Your objective:
All of the data is to be written out again exactly, without the pictures.

(Dataset rows for apps and sites)
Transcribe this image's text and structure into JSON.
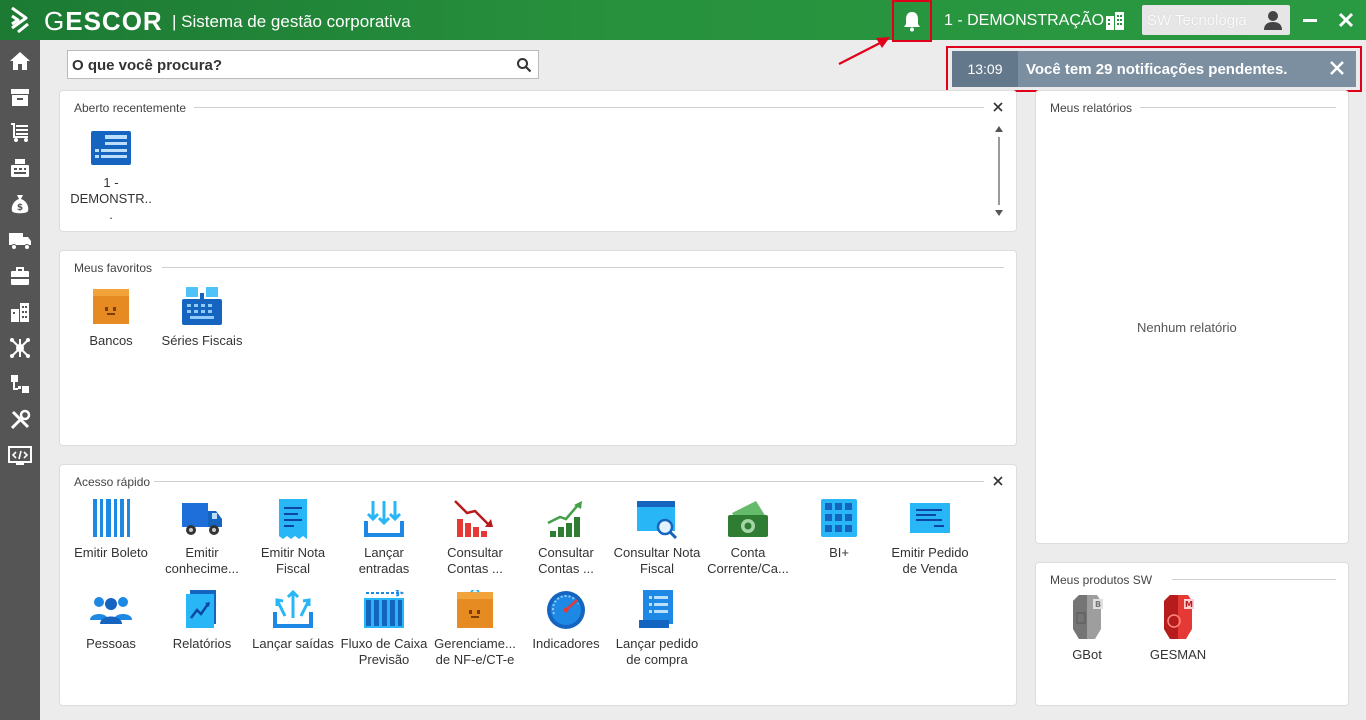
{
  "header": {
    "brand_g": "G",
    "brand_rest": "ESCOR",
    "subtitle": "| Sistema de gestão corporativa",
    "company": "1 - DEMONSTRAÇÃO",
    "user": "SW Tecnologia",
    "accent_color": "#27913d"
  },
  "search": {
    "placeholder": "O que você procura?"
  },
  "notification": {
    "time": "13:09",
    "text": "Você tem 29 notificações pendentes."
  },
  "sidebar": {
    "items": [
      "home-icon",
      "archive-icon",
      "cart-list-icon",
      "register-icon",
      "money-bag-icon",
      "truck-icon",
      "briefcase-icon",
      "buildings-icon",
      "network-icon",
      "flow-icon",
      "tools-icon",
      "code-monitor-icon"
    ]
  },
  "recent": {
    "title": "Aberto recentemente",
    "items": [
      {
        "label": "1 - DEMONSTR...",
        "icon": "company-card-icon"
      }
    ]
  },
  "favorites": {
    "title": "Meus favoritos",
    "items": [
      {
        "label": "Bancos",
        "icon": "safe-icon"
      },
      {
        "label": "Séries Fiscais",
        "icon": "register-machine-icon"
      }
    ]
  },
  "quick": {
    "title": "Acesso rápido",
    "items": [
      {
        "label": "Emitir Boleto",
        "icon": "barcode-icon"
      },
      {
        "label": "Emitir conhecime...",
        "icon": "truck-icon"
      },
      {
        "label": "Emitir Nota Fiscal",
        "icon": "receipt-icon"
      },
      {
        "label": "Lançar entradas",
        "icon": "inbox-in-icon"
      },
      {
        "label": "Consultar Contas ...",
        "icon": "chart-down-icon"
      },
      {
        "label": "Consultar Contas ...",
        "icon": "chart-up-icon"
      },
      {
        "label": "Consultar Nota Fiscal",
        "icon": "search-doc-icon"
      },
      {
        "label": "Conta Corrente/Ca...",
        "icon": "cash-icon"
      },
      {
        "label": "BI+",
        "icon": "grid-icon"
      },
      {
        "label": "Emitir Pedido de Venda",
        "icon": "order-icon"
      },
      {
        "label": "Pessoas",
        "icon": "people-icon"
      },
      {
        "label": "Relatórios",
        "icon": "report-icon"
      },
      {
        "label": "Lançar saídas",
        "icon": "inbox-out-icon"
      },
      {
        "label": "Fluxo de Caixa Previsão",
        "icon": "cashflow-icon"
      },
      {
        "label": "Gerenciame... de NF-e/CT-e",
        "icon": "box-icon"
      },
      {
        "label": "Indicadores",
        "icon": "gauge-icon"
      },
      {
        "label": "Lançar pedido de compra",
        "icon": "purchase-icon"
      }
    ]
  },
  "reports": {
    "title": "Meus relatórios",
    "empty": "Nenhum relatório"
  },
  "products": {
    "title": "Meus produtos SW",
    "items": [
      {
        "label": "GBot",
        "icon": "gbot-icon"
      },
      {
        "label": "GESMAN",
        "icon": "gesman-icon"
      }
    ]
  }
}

Exercise response:
Transcribe this image's text and structure into JSON.
{
  "header": {
    "brand_g": "G",
    "brand_rest": "ESCOR",
    "subtitle": "| Sistema de gestão corporativa",
    "company": "1 - DEMONSTRAÇÃO",
    "user": "SW Tecnologia",
    "accent_color": "#27913d"
  },
  "search": {
    "placeholder": "O que você procura?"
  },
  "notification": {
    "time": "13:09",
    "text": "Você tem 29 notificações pendentes."
  },
  "sidebar": {
    "items": [
      "home-icon",
      "archive-icon",
      "cart-list-icon",
      "register-icon",
      "money-bag-icon",
      "truck-icon",
      "briefcase-icon",
      "buildings-icon",
      "network-icon",
      "flow-icon",
      "tools-icon",
      "code-monitor-icon"
    ]
  },
  "recent": {
    "title": "Aberto recentemente",
    "items": [
      {
        "label": "1 - DEMONSTR...",
        "icon": "company-card-icon"
      }
    ]
  },
  "favorites": {
    "title": "Meus favoritos",
    "items": [
      {
        "label": "Bancos",
        "icon": "safe-icon"
      },
      {
        "label": "Séries Fiscais",
        "icon": "register-machine-icon"
      }
    ]
  },
  "quick": {
    "title": "Acesso rápido",
    "items": [
      {
        "label": "Emitir Boleto",
        "icon": "barcode-icon"
      },
      {
        "label": "Emitir conhecime...",
        "icon": "truck-icon"
      },
      {
        "label": "Emitir Nota Fiscal",
        "icon": "receipt-icon"
      },
      {
        "label": "Lançar entradas",
        "icon": "inbox-in-icon"
      },
      {
        "label": "Consultar Contas ...",
        "icon": "chart-down-icon"
      },
      {
        "label": "Consultar Contas ...",
        "icon": "chart-up-icon"
      },
      {
        "label": "Consultar Nota Fiscal",
        "icon": "search-doc-icon"
      },
      {
        "label": "Conta Corrente/Ca...",
        "icon": "cash-icon"
      },
      {
        "label": "BI+",
        "icon": "grid-icon"
      },
      {
        "label": "Emitir Pedido de Venda",
        "icon": "order-icon"
      },
      {
        "label": "Pessoas",
        "icon": "people-icon"
      },
      {
        "label": "Relatórios",
        "icon": "report-icon"
      },
      {
        "label": "Lançar saídas",
        "icon": "inbox-out-icon"
      },
      {
        "label": "Fluxo de Caixa Previsão",
        "icon": "cashflow-icon"
      },
      {
        "label": "Gerenciame... de NF-e/CT-e",
        "icon": "box-icon"
      },
      {
        "label": "Indicadores",
        "icon": "gauge-icon"
      },
      {
        "label": "Lançar pedido de compra",
        "icon": "purchase-icon"
      }
    ]
  },
  "reports": {
    "title": "Meus relatórios",
    "empty": "Nenhum relatório"
  },
  "products": {
    "title": "Meus produtos SW",
    "items": [
      {
        "label": "GBot",
        "icon": "gbot-icon"
      },
      {
        "label": "GESMAN",
        "icon": "gesman-icon"
      }
    ]
  }
}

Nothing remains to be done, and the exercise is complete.